Oscar-nominated director Bruce Beresford (Driving Miss Daisy, Tender Mercies) crafts a tender coming-of-age tale that introduces one of Australian literature's most beloved characters to ... See full summary »
In 1923 British Colonial Nigeria, Mister Johnson is an oddity -- an educated black man who doesn't really fit in with the natives or the British. He works for the local British magistrate, ... See full summary »
Charleston, South Carolina. The Odoms have lived a life of the traditions of the American south in their longtime, large family beach front home. That tradition is turned upside down when ... See full summary »
An armoured car company is the target of repeated heists. Company leadership is enforcing new measures in order to tighten the security. However, the biggest danger of a new heist lies within the company's own ranks.

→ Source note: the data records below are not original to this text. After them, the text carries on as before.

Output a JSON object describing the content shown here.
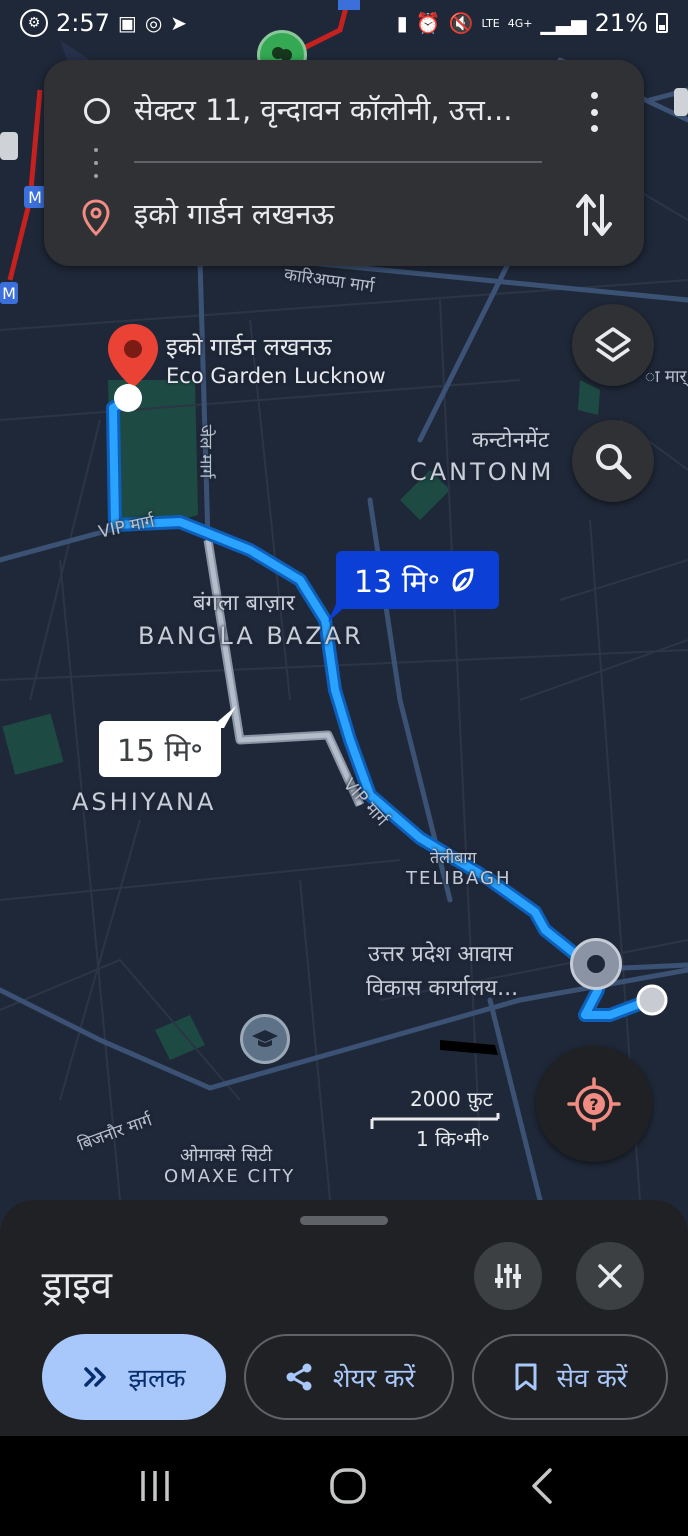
{
  "status_bar": {
    "time": "2:57",
    "network": "LTE",
    "network_gen": "4G+",
    "battery": "21%"
  },
  "directions": {
    "origin": "सेक्टर 11, वृन्दावन कॉलोनी, उत्त...",
    "destination": "इको गार्डन लखनऊ"
  },
  "map": {
    "destination_pin": {
      "name_hi": "इको गार्डन लखनऊ",
      "name_en": "Eco Garden Lucknow"
    },
    "area_labels": {
      "bangla_bazar_hi": "बंगला बाज़ार",
      "bangla_bazar_en": "BANGLA BAZAR",
      "ashiyana_en": "ASHIYANA",
      "telibagh_hi": "तेलीबाग",
      "telibagh_en": "TELIBAGH",
      "cantonment_hi": "कन्टोनमेंट",
      "cantonment_en": "CANTONM",
      "omaxe_hi": "ओमाक्से सिटी",
      "omaxe_en": "OMAXE CITY",
      "up_awas": "उत्तर प्रदेश आवास",
      "up_awas_2": "विकास कार्यालय..."
    },
    "road_labels": {
      "kariappa": "कारिअप्पा मार्ग",
      "vip_1": "VIP मार्ग",
      "vip_2": "VIP मार्ग",
      "jail": "जेल मार्ग",
      "bijnor": "बिजनौर मार्ग",
      "edge": "ा मार्"
    },
    "eta_primary": "13 मि॰",
    "eta_alternate": "15 मि॰",
    "scale_imperial": "2000 फ़ुट",
    "scale_metric": "1 कि॰मी॰"
  },
  "sheet": {
    "title": "ड्राइव",
    "buttons": {
      "preview": "झलक",
      "share": "शेयर करें",
      "save": "सेव करें"
    }
  },
  "colors": {
    "map_bg": "#1f2838",
    "route_blue": "#29a3ff",
    "eta_blue": "#0b3fd6",
    "card_bg": "#303134",
    "sheet_bg": "#202124",
    "accent_light_blue": "#a8c7fa",
    "pin_red": "#ea4335"
  },
  "icons": [
    "gallery-icon",
    "whatsapp-icon",
    "telegram-icon",
    "layers-icon",
    "search-icon",
    "location-help-icon",
    "tune-icon",
    "close-icon",
    "share-icon",
    "bookmark-icon",
    "recents-icon",
    "home-icon",
    "back-icon"
  ]
}
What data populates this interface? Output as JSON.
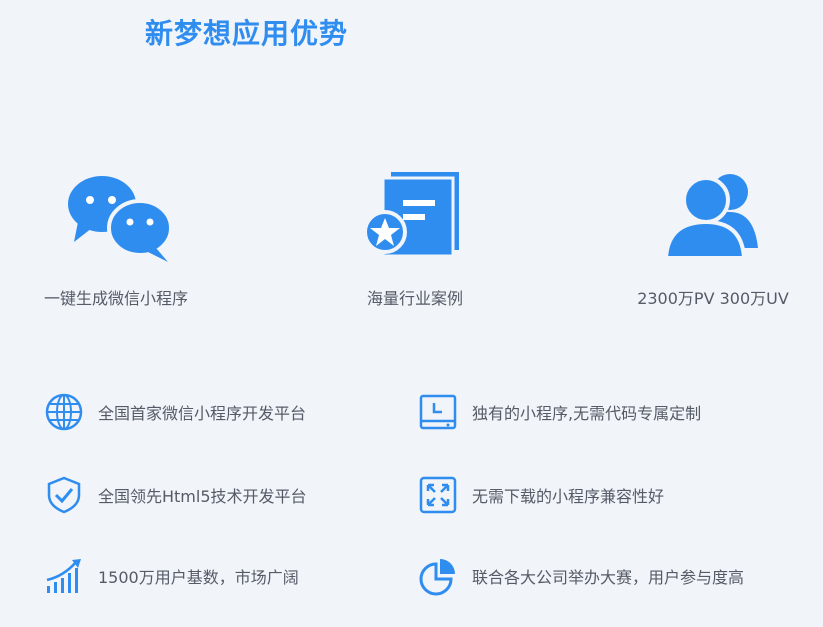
{
  "header": {
    "title": "新梦想应用优势"
  },
  "features": [
    {
      "icon": "wechat-icon",
      "label": "一键生成微信小程序"
    },
    {
      "icon": "case-book-icon",
      "label": "海量行业案例"
    },
    {
      "icon": "users-icon",
      "label": "2300万PV  300万UV"
    }
  ],
  "advantages": [
    {
      "icon": "globe-icon",
      "text": "全国首家微信小程序开发平台"
    },
    {
      "icon": "clock-device-icon",
      "text": "独有的小程序,无需代码专属定制"
    },
    {
      "icon": "shield-check-icon",
      "text": "全国领先Html5技术开发平台"
    },
    {
      "icon": "expand-icon",
      "text": "无需下载的小程序兼容性好"
    },
    {
      "icon": "growth-chart-icon",
      "text": "1500万用户基数，市场广阔"
    },
    {
      "icon": "pie-chart-icon",
      "text": "联合各大公司举办大赛，用户参与度高"
    }
  ],
  "colors": {
    "accent": "#2f8df0",
    "text": "#555b66",
    "background": "#f1f4f9"
  }
}
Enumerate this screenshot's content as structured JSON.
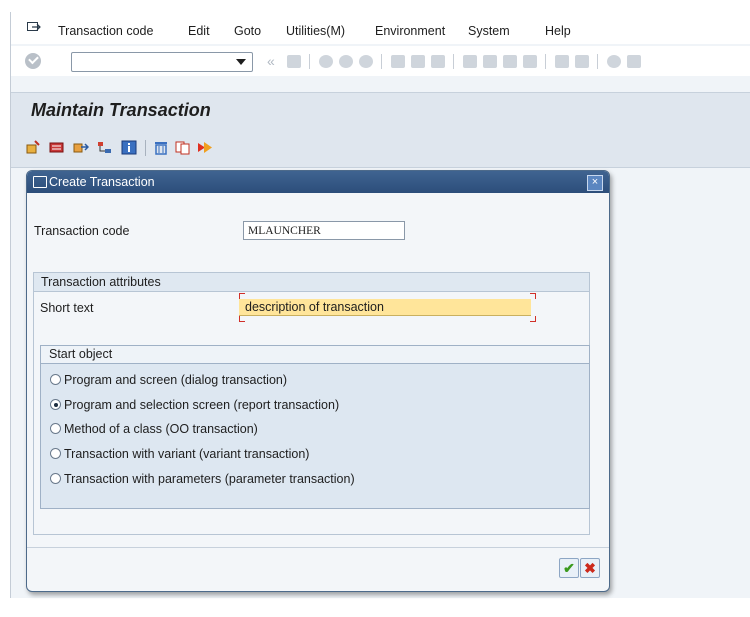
{
  "menubar": {
    "items": [
      {
        "label": "Transaction code"
      },
      {
        "label": "Edit"
      },
      {
        "label": "Goto"
      },
      {
        "label": "Utilities(M)"
      },
      {
        "label": "Environment"
      },
      {
        "label": "System"
      },
      {
        "label": "Help"
      }
    ]
  },
  "toolbar": {
    "command_value": "",
    "back_glyph": "«"
  },
  "screen": {
    "title": "Maintain Transaction"
  },
  "dialog": {
    "title": "Create Transaction",
    "close_glyph": "×",
    "transaction_code_label": "Transaction code",
    "transaction_code_value": "MLAUNCHER",
    "attributes_group": "Transaction attributes",
    "short_text_label": "Short text",
    "short_text_value": "description of transaction",
    "start_object_group": "Start object",
    "start_options": [
      {
        "label": "Program and screen (dialog transaction)",
        "selected": false
      },
      {
        "label": "Program and selection screen (report transaction)",
        "selected": true
      },
      {
        "label": "Method of a class (OO transaction)",
        "selected": false
      },
      {
        "label": "Transaction with variant (variant transaction)",
        "selected": false
      },
      {
        "label": "Transaction with parameters (parameter transaction)",
        "selected": false
      }
    ],
    "ok_glyph": "✔",
    "cancel_glyph": "✖"
  },
  "colors": {
    "dialog_title_bg": "#2c4e7a",
    "required_field_bg": "#ffe59a",
    "ok_green": "#3a9a1e",
    "cancel_red": "#cc2a1c"
  }
}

Meet Sue, a teenage Australian girl in the late 70s, whose life mainly consists of doing what everyone else does - watch the surfing boys and have sex with the same surfing boys. The girls have to follow lots of strange customs, e.g. do not eat or go to the bathroom when a boy is around. Ugly girls have two choices - being bitches and hate boys, or being generally cheap and looked down upon by everyone. The afternoons are spent on the beaches, in the backseats of car or at home-alone-parties where sex and alcohol are the main ingredients. Parents and teachers are trying to straighten the kids out, but that is not easy. Written by
Rune Dahl Fitjar <firstname.lastname@example.org>
Unintentionally hilarious? Well sometimes yes, but it's also a film that deserves to be more than just "forgotten" Why? because it depicts, in a fairly accurate manner, a slice of Australian culture from the 1970's. Based on the book of the same name by Kathy Lette & Gabrielle Carey, it's the story of two teenage girls growing up near the beachside suburb of Cronulla. Watching the film today, you wish that the characters weren't so one-dimensional, and that a more balanced view of society wasn't shown, but this is the girls' story & it's told from their perspective. Anyone who lived near a beach or even just went to school in Australia around that time can surely recognise some of the scenes depicted. Other people may be merely baffled however, as films with a strong cultural relevance sometimes have little or no meaning to outsiders. Good or bad though, this is not an Australian film to simply dismissed.
13 of 14 people found this review helpful.
Was this review helpful to you?